> [Exercise brief]:
Leave the images aside and copy out the whole listing, exact to the word.

> [Provided data]:
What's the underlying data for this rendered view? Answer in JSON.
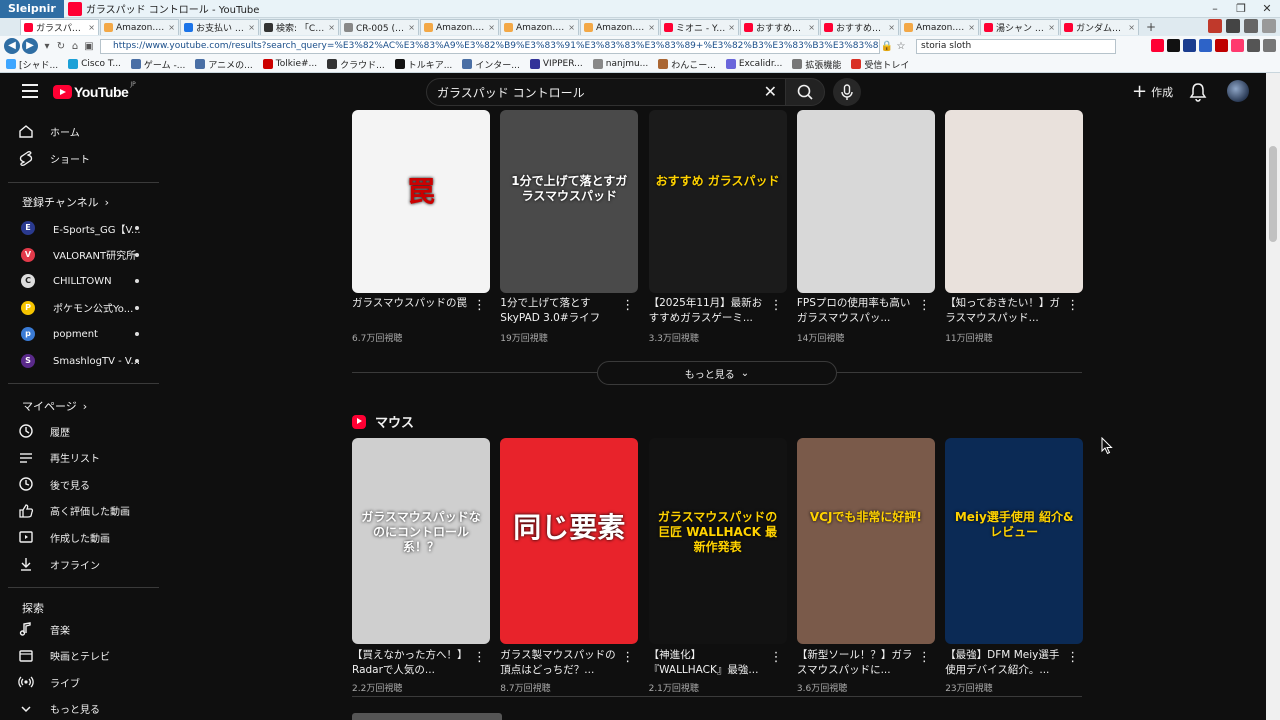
{
  "browser": {
    "app_logo": "Sleipnir",
    "window_title": "ガラスパッド コントロール - YouTube",
    "window_controls": [
      "–",
      "❐",
      "✕"
    ],
    "tabs": [
      {
        "label": "ガラスパッド コント...",
        "color": "#ff0033",
        "active": true
      },
      {
        "label": "Amazon.co.jp:...",
        "color": "#f3a847"
      },
      {
        "label": "お支払い - WAL...",
        "color": "#1a73e8"
      },
      {
        "label": "検索: 「CR005」の...",
        "color": "#333333"
      },
      {
        "label": "CR-005 (ブラック)...",
        "color": "#888888"
      },
      {
        "label": "Amazon.co.jp:...",
        "color": "#f3a847"
      },
      {
        "label": "Amazon.co.jp:...",
        "color": "#f3a847"
      },
      {
        "label": "Amazon.co.jp :...",
        "color": "#f3a847"
      },
      {
        "label": "ミオニ - YouTube",
        "color": "#ff0033"
      },
      {
        "label": "おすすめのゲーミ...",
        "color": "#ff0033"
      },
      {
        "label": "おすすめのゲーミ...",
        "color": "#ff0033"
      },
      {
        "label": "Amazon.co.jp:S...",
        "color": "#f3a847"
      },
      {
        "label": "湯シャン - YouTu...",
        "color": "#ff0033"
      },
      {
        "label": "ガンダムチャンネル...",
        "color": "#ff0033"
      }
    ],
    "new_tab": "+",
    "url": "https://www.youtube.com/results?search_query=%E3%82%AC%E3%83%A9%E3%82%B9%E3%83%91%E3%83%83%E3%83%89+%E3%82%B3%E3%83%B3%E3%83%88%E3%83%AD%E3%83%BC%E3%83%AB",
    "search_field": "storia sloth",
    "bookmarks": [
      {
        "label": "[シャド...",
        "color": "#3ea6ff"
      },
      {
        "label": "Cisco T...",
        "color": "#1ba0d7"
      },
      {
        "label": "ゲーム -...",
        "color": "#4a6fa5"
      },
      {
        "label": "アニメの...",
        "color": "#4a6fa5"
      },
      {
        "label": "Tolkie#...",
        "color": "#cc0000"
      },
      {
        "label": "クラウド...",
        "color": "#333333"
      },
      {
        "label": "トルキア...",
        "color": "#111111"
      },
      {
        "label": "インター...",
        "color": "#4a6fa5"
      },
      {
        "label": "VIPPER...",
        "color": "#333399"
      },
      {
        "label": "nanjmu...",
        "color": "#888888"
      },
      {
        "label": "わんこー...",
        "color": "#aa6633"
      },
      {
        "label": "Excalidr...",
        "color": "#6965db"
      },
      {
        "label": "拡張機能",
        "color": "#777777"
      },
      {
        "label": "受信トレイ",
        "color": "#d93025"
      }
    ]
  },
  "youtube": {
    "logo_word": "YouTube",
    "logo_region": "JP",
    "search_query": "ガラスパッド コントロール",
    "create_label": "作成",
    "sidebar": {
      "main": [
        {
          "label": "ホーム",
          "icon": "home-icon"
        },
        {
          "label": "ショート",
          "icon": "shorts-icon"
        }
      ],
      "subscriptions_heading": "登録チャンネル",
      "channels": [
        {
          "label": "E-Sports_GG【V...",
          "color": "#2a3a8f",
          "initial": "E"
        },
        {
          "label": "VALORANT研究所",
          "color": "#e23a4a",
          "initial": "V"
        },
        {
          "label": "CHILLTOWN",
          "color": "#dddddd",
          "initial": "C"
        },
        {
          "label": "ポケモン公式Yo...",
          "color": "#f5c400",
          "initial": "P"
        },
        {
          "label": "popment",
          "color": "#3a7bd5",
          "initial": "p"
        },
        {
          "label": "SmashlogTV - V...",
          "color": "#5a2a8a",
          "initial": "S"
        }
      ],
      "you_heading": "マイページ",
      "you_items": [
        {
          "label": "履歴",
          "icon": "history-icon"
        },
        {
          "label": "再生リスト",
          "icon": "playlist-icon"
        },
        {
          "label": "後で見る",
          "icon": "watch-later-icon"
        },
        {
          "label": "高く評価した動画",
          "icon": "thumbs-up-icon"
        },
        {
          "label": "作成した動画",
          "icon": "your-videos-icon"
        },
        {
          "label": "オフライン",
          "icon": "download-icon"
        }
      ],
      "explore_heading": "探索",
      "explore_items": [
        {
          "label": "音楽",
          "icon": "music-icon"
        },
        {
          "label": "映画とテレビ",
          "icon": "movies-icon"
        },
        {
          "label": "ライブ",
          "icon": "live-icon"
        },
        {
          "label": "もっと見る",
          "icon": "chevron-down-icon"
        }
      ]
    },
    "row1": [
      {
        "title": "ガラスマウスパッドの罠",
        "meta": "6.7万回視聴",
        "thumb_text": "罠",
        "bg": "#f4f4f4",
        "fg": "#cc0000"
      },
      {
        "title": "1分で上げて落とすSkyPAD 3.0#ライフハ...",
        "meta": "19万回視聴",
        "thumb_text": "1分で上げて落とすガラスマウスパッド",
        "bg": "#4a4a4a",
        "fg": "#ffffff"
      },
      {
        "title": "【2025年11月】最新おすすめガラスゲーミ...",
        "meta": "3.3万回視聴",
        "thumb_text": "おすすめ ガラスパッド",
        "bg": "#1b1b1b",
        "fg": "#ffd200"
      },
      {
        "title": "FPSプロの使用率も高いガラスマウスパッ...",
        "meta": "14万回視聴",
        "thumb_text": "",
        "bg": "#d8d8d8",
        "fg": "#222222"
      },
      {
        "title": "【知っておきたい！】ガラスマウスパッド...",
        "meta": "11万回視聴",
        "thumb_text": "",
        "bg": "#e9e1dc",
        "fg": "#333333"
      }
    ],
    "more_label": "もっと見る",
    "shelf_title": "マウス",
    "row2": [
      {
        "title": "【買えなかった方へ！】Radarで人気の...",
        "meta": "2.2万回視聴",
        "thumb_text": "ガラスマウスパッドなのにコントロール系！？",
        "bg": "#cfcfcf",
        "fg": "#ffffff"
      },
      {
        "title": "ガラス製マウスパッドの頂点はどっちだ？...",
        "meta": "8.7万回視聴",
        "thumb_text": "同じ要素",
        "bg": "#e8232b",
        "fg": "#ffffff"
      },
      {
        "title": "【神進化】『WALLHACK』最強...",
        "meta": "2.1万回視聴",
        "thumb_text": "ガラスマウスパッドの巨匠 WALLHACK 最新作発表",
        "bg": "#121212",
        "fg": "#ffd200"
      },
      {
        "title": "【新型ソール！？】ガラスマウスパッドに...",
        "meta": "3.6万回視聴",
        "thumb_text": "VCJでも非常に好評!",
        "bg": "#7a5a4a",
        "fg": "#ffd200"
      },
      {
        "title": "【最強】DFM Meiy選手使用デバイス紹介。...",
        "meta": "23万回視聴",
        "thumb_text": "Meiy選手使用 紹介&レビュー",
        "bg": "#0b2a55",
        "fg": "#ffd200"
      }
    ]
  }
}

> [Answer below]:
What's the underlying data for this rendered view? Answer in JSON.
{
  "browser": {
    "app_logo": "Sleipnir",
    "window_title": "ガラスパッド コントロール - YouTube",
    "window_controls": [
      "–",
      "❐",
      "✕"
    ],
    "tabs": [
      {
        "label": "ガラスパッド コント...",
        "color": "#ff0033",
        "active": true
      },
      {
        "label": "Amazon.co.jp:...",
        "color": "#f3a847"
      },
      {
        "label": "お支払い - WAL...",
        "color": "#1a73e8"
      },
      {
        "label": "検索: 「CR005」の...",
        "color": "#333333"
      },
      {
        "label": "CR-005 (ブラック)...",
        "color": "#888888"
      },
      {
        "label": "Amazon.co.jp:...",
        "color": "#f3a847"
      },
      {
        "label": "Amazon.co.jp:...",
        "color": "#f3a847"
      },
      {
        "label": "Amazon.co.jp :...",
        "color": "#f3a847"
      },
      {
        "label": "ミオニ - YouTube",
        "color": "#ff0033"
      },
      {
        "label": "おすすめのゲーミ...",
        "color": "#ff0033"
      },
      {
        "label": "おすすめのゲーミ...",
        "color": "#ff0033"
      },
      {
        "label": "Amazon.co.jp:S...",
        "color": "#f3a847"
      },
      {
        "label": "湯シャン - YouTu...",
        "color": "#ff0033"
      },
      {
        "label": "ガンダムチャンネル...",
        "color": "#ff0033"
      }
    ],
    "new_tab": "+",
    "url": "https://www.youtube.com/results?search_query=%E3%82%AC%E3%83%A9%E3%82%B9%E3%83%91%E3%83%83%E3%83%89+%E3%82%B3%E3%83%B3%E3%83%88%E3%83%AD%E3%83%BC%E3%83%AB",
    "search_field": "storia sloth",
    "bookmarks": [
      {
        "label": "[シャド...",
        "color": "#3ea6ff"
      },
      {
        "label": "Cisco T...",
        "color": "#1ba0d7"
      },
      {
        "label": "ゲーム -...",
        "color": "#4a6fa5"
      },
      {
        "label": "アニメの...",
        "color": "#4a6fa5"
      },
      {
        "label": "Tolkie#...",
        "color": "#cc0000"
      },
      {
        "label": "クラウド...",
        "color": "#333333"
      },
      {
        "label": "トルキア...",
        "color": "#111111"
      },
      {
        "label": "インター...",
        "color": "#4a6fa5"
      },
      {
        "label": "VIPPER...",
        "color": "#333399"
      },
      {
        "label": "nanjmu...",
        "color": "#888888"
      },
      {
        "label": "わんこー...",
        "color": "#aa6633"
      },
      {
        "label": "Excalidr...",
        "color": "#6965db"
      },
      {
        "label": "拡張機能",
        "color": "#777777"
      },
      {
        "label": "受信トレイ",
        "color": "#d93025"
      }
    ]
  },
  "youtube": {
    "logo_word": "YouTube",
    "logo_region": "JP",
    "search_query": "ガラスパッド コントロール",
    "create_label": "作成",
    "sidebar": {
      "main": [
        {
          "label": "ホーム",
          "icon": "home-icon"
        },
        {
          "label": "ショート",
          "icon": "shorts-icon"
        }
      ],
      "subscriptions_heading": "登録チャンネル",
      "channels": [
        {
          "label": "E-Sports_GG【V...",
          "color": "#2a3a8f",
          "initial": "E"
        },
        {
          "label": "VALORANT研究所",
          "color": "#e23a4a",
          "initial": "V"
        },
        {
          "label": "CHILLTOWN",
          "color": "#dddddd",
          "initial": "C"
        },
        {
          "label": "ポケモン公式Yo...",
          "color": "#f5c400",
          "initial": "P"
        },
        {
          "label": "popment",
          "color": "#3a7bd5",
          "initial": "p"
        },
        {
          "label": "SmashlogTV - V...",
          "color": "#5a2a8a",
          "initial": "S"
        }
      ],
      "you_heading": "マイページ",
      "you_items": [
        {
          "label": "履歴",
          "icon": "history-icon"
        },
        {
          "label": "再生リスト",
          "icon": "playlist-icon"
        },
        {
          "label": "後で見る",
          "icon": "watch-later-icon"
        },
        {
          "label": "高く評価した動画",
          "icon": "thumbs-up-icon"
        },
        {
          "label": "作成した動画",
          "icon": "your-videos-icon"
        },
        {
          "label": "オフライン",
          "icon": "download-icon"
        }
      ],
      "explore_heading": "探索",
      "explore_items": [
        {
          "label": "音楽",
          "icon": "music-icon"
        },
        {
          "label": "映画とテレビ",
          "icon": "movies-icon"
        },
        {
          "label": "ライブ",
          "icon": "live-icon"
        },
        {
          "label": "もっと見る",
          "icon": "chevron-down-icon"
        }
      ]
    },
    "row1": [
      {
        "title": "ガラスマウスパッドの罠",
        "meta": "6.7万回視聴",
        "thumb_text": "罠",
        "bg": "#f4f4f4",
        "fg": "#cc0000"
      },
      {
        "title": "1分で上げて落とすSkyPAD 3.0#ライフハ...",
        "meta": "19万回視聴",
        "thumb_text": "1分で上げて落とすガラスマウスパッド",
        "bg": "#4a4a4a",
        "fg": "#ffffff"
      },
      {
        "title": "【2025年11月】最新おすすめガラスゲーミ...",
        "meta": "3.3万回視聴",
        "thumb_text": "おすすめ ガラスパッド",
        "bg": "#1b1b1b",
        "fg": "#ffd200"
      },
      {
        "title": "FPSプロの使用率も高いガラスマウスパッ...",
        "meta": "14万回視聴",
        "thumb_text": "",
        "bg": "#d8d8d8",
        "fg": "#222222"
      },
      {
        "title": "【知っておきたい！】ガラスマウスパッド...",
        "meta": "11万回視聴",
        "thumb_text": "",
        "bg": "#e9e1dc",
        "fg": "#333333"
      }
    ],
    "more_label": "もっと見る",
    "shelf_title": "マウス",
    "row2": [
      {
        "title": "【買えなかった方へ！】Radarで人気の...",
        "meta": "2.2万回視聴",
        "thumb_text": "ガラスマウスパッドなのにコントロール系！？",
        "bg": "#cfcfcf",
        "fg": "#ffffff"
      },
      {
        "title": "ガラス製マウスパッドの頂点はどっちだ？...",
        "meta": "8.7万回視聴",
        "thumb_text": "同じ要素",
        "bg": "#e8232b",
        "fg": "#ffffff"
      },
      {
        "title": "【神進化】『WALLHACK』最強...",
        "meta": "2.1万回視聴",
        "thumb_text": "ガラスマウスパッドの巨匠 WALLHACK 最新作発表",
        "bg": "#121212",
        "fg": "#ffd200"
      },
      {
        "title": "【新型ソール！？】ガラスマウスパッドに...",
        "meta": "3.6万回視聴",
        "thumb_text": "VCJでも非常に好評!",
        "bg": "#7a5a4a",
        "fg": "#ffd200"
      },
      {
        "title": "【最強】DFM Meiy選手使用デバイス紹介。...",
        "meta": "23万回視聴",
        "thumb_text": "Meiy選手使用 紹介&レビュー",
        "bg": "#0b2a55",
        "fg": "#ffd200"
      }
    ]
  }
}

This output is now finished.